“It’s more refreshing [for summertime],” Brady said. “Red wine doesn’t always have to be served warm.”

Big for summer at Sonoma? Red varietals said Brady, naming Mondavi as a favorite. He also mentioned that Sauvignon Blancs out of New Zealand are very popular.

At Via Italian Table, the latest addition to the Worcester Restaurant Group (of Sole Proprietor and 111 Chop House fame), the wine list is unique in that it’s 100% Italian, said Aaron Francisco, the general manager of the 111. According to Via’s website, the restaurant offers a selection of 70 Italian wines, some available by the glass.

“They’ve been selling a lot of white, a lot of pinot grigio,” said Francisco, who added that Via plans to open an outdoor deck in June.

SPIRITS

Trends are shifting toward the exotic and glamorous, with flavors and spirits straight out of the tropics. Certain drinks and tastes are holding onto their allure, like mojitos and the still-ubiquitous pomegranate. Pear, white peach, black cherry and mango have joined the flavor mix, and muddled drinks ~ with crushed fruit and liquor ~ are heating up.

Anything with fresh fruit is a draw, said Sonoma’s Brady.
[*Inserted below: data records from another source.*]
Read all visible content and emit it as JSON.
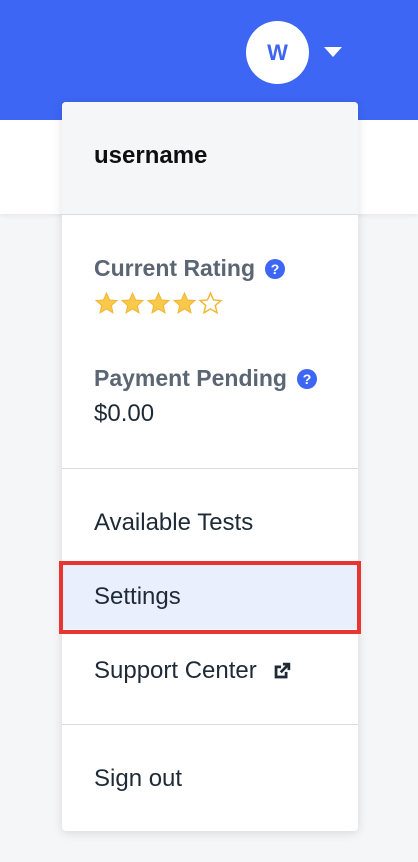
{
  "header": {
    "avatar_initial": "W"
  },
  "menu": {
    "username": "username",
    "rating": {
      "label": "Current Rating",
      "value": 4,
      "max": 5
    },
    "payment": {
      "label": "Payment Pending",
      "value": "$0.00"
    },
    "items": [
      {
        "label": "Available Tests"
      },
      {
        "label": "Settings",
        "active": true
      },
      {
        "label": "Support Center",
        "icon": "external-link-icon"
      }
    ],
    "signout_label": "Sign out"
  },
  "colors": {
    "brand": "#3d66f4",
    "star": "#f8c94c",
    "highlight": "#e8352f",
    "active_bg": "#e9effd"
  }
}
“I’m seeing traditional martinis cooling off,” he said. “Martinis infused with fruit purees are getting big, and anything with a really funky color. People are tending toward the tropical, ‘Floribbean’ flavors.”
Francisco agrees. “People seem to be having more and more fun with alcohol,” he said. “They’re going for flavor and premium liquors. They might only have one or two drinks, but they’ll get them made with the best of everything.”

New summer cocktails at Worcester Restaurant Group’s three hotspots incorporate traditional flavors with some of these hot trends, said Francisco ~ muddled oranges, white cranberry juice, sparkling wine, lemon sherbet and Limoncello liqueur.

The quintessential summer drink ~ the margarita ~ is enjoying a boon thanks to a skyrocketing interest in tequila. And few in Central Massachusetts know this surge better than South Side Grill and Margarita Factory in Gardner.

“Tequila is just monstrous right now,” said Jim Darcangelo, South Side’s bar and restaurant manager. “It’s been the fastest-growing spirit over the past seven years.”

Enthusiasts have a staggering (no pun intended) list of tequilas to choose from ~ South Side carries 71 different kinds of the notorious Mexican spirit. Darcangelo says the three most popular brands there are Sauza, Patron and Cabo Wabo, though he singles out El Tesoro Reposado as a personal favorite.

The Margarita Factory whips up a 50-gallon tank of house margarita mix every few weeks, but people also love real fruit purees like peach, mango and strawberry in their flavored ‘ritas, said Darcangelo. One bestseller, the Blackjack Margarita, blends Sauza, Chambord and sour mix, he added.

Tequila isn’t the only booze being whipped up in a blender. At the Flying Rhino in Worcester, patrons are loving the frozen Muddy Rhino (Bailey’s, Kahlua, crushed Oreo cookies and cream) and the Green Parrot with coconut rum and Midori, said Lynn Caron, a manager and bartender at the popular Shrewsbury Street hangout.

Now that you know what’s flowing for summer brews, fine wines and cocktails at Worcester’s establishments, it’s time to get your drink on. And we don’t have to remind you to always do it responsibly.

DRINKS NOT TO MISS

Via Italian Table: Two new cocktails incorporating herbs: a pear cilantro margarita and a strawberry basil vodka martini. No, the kitchen staff didn’t drop the green things in your drink by accident ~ these were concocted in the Italian tradition. “They sound bizarre, but wow, are they good,” said Aaron Francisco of 111 Chop House.

Flying Rhino: The Safari Sangria, a mix of Shiraz, Stoli Raz, Bacardi Limon, Peachtree, sour mix and Sprite. The drink is huge “all of a sudden,” said manager and bartender Lynn Caron.

South Side Grille and Margarita Factory: This one’s not for the squeamish, but if you’re looking for street cred, you can join the Worm Eaters’ Club. A twenty gets you a shot of Mezcal equipped with a worm. If you shoot it successfully, you’ll be immortalized on the restaurant’s wall. “I’ve actually seen tons of people do this,” said bar manager Jim Darcangelo.